Emotional and Psychological Support and Care in Diabetes (NHS Diabetes and Diabetes UK, 2010) describes the range of emotional and psychological needs of people with diabetes as a pyramid model; milder at level 1 to more severe at level 5. Level 3 is defined as emotional and psychological conditions that are diagnosable, and can generally be treated through psychological intervention alone. The report gives an example of this as disordered attitudes to eating or eating behaviours.
The diabetes team in primary and secondary care needs the skills, as appropriate, to address the five levels of this pyramid model. People in the UK with diabetes should not have to rely on the best efforts of people who are not adequately trained or supported for the provision of this psychological help and treatment.
Competencies of knowledge and skills have been outlined in the NHS Diabetes and Diabetes UK (2010) document, and are assumed to be cumulative, again at each of the five levels. By level two, for example, basic intervention skills could be counselling skills with some supervision, such as the ability to provide alternative perspectives, and experience of delivering structured education or dietary advice. At level three, skills such as advanced counselling or established competencies delivering intermediate psychological intervention, for example motivational interviewing or CBT skills, are detailed. Such skills would be appropriate for professionals dealing with the eating difficulties experienced by this group of people.

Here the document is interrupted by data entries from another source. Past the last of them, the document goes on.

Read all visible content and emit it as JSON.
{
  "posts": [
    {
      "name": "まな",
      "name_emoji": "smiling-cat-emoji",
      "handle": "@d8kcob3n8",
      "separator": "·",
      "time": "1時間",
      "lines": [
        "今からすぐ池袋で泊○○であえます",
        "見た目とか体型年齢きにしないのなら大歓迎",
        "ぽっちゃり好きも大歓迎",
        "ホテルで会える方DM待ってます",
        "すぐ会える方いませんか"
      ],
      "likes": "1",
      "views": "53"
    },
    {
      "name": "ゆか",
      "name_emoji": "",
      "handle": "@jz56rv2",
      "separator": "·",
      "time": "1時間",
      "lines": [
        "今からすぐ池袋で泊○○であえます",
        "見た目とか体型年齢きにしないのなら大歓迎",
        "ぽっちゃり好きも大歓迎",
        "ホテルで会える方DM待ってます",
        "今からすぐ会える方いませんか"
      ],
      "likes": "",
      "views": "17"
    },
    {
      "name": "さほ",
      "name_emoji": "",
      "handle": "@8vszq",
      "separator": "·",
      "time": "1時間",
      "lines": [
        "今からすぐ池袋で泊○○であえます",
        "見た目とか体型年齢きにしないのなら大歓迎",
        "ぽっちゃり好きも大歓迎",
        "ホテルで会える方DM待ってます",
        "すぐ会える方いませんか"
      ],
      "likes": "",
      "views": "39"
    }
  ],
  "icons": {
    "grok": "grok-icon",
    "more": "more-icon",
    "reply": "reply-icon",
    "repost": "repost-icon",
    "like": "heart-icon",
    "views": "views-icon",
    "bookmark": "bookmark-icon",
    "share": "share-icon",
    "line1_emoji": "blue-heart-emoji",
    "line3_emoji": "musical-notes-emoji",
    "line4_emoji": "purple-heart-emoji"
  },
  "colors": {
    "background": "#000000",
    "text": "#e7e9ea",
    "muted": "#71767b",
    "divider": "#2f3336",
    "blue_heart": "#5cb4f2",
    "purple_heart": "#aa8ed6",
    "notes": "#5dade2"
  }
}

These competencies recognise a range of psychological and emotional distress associated with diabetes, but the area of disordered eating in particular is pertinent to all healthcare professionals when working in a positive
way to treat this population.
Competencies are invaluable for embedding psychological support in all care pathways and for clarifying the boundaries of every professional’s role. The report states that it is compelling from a clinical and financial aspect that these needs are addressed. Besides the psychological benefits to the individual, there is a possible delay in prescribing as a result of non-pharmacological treatment options for disturbed eating behaviours in type 2 diabetes. Given the vast costs now associated with diabetes prescribing, and for the chronic progression of type 2 diabetes, if there can be a delay in escalating pharmacological treatment in a significant minority of people with type 2 diabetes, this may be beneficial.
Unfortunately, access to psychological therapy training to support and develop these skills within diabetes teams is in short supply. Minding the Gap, a report by Diabetes UK (2008), found that 85% of people with diabetes in the UK had no defined access to psychological support and care or, at best, only local generic services. The results of this survey show that healthcare professionals working within diabetes felt that specialist, integrated psychological support should be available. As well as direct intervention, this support could provide the training and supervision to the multidisciplinary team, and should be flexible to diabetes care when provided in the community setting.
There is need for training among primary care health professionals including practice nurses, GPs and dietitians, to identify individuals with disordered eating, and to offer appropriate support and consistent messages to support individual treatment goals. The advantage to the individual’s wellbeing and longer term weight management is evident, as well as the potential cost savings to prescribers, if more expensive therapies can be delayed.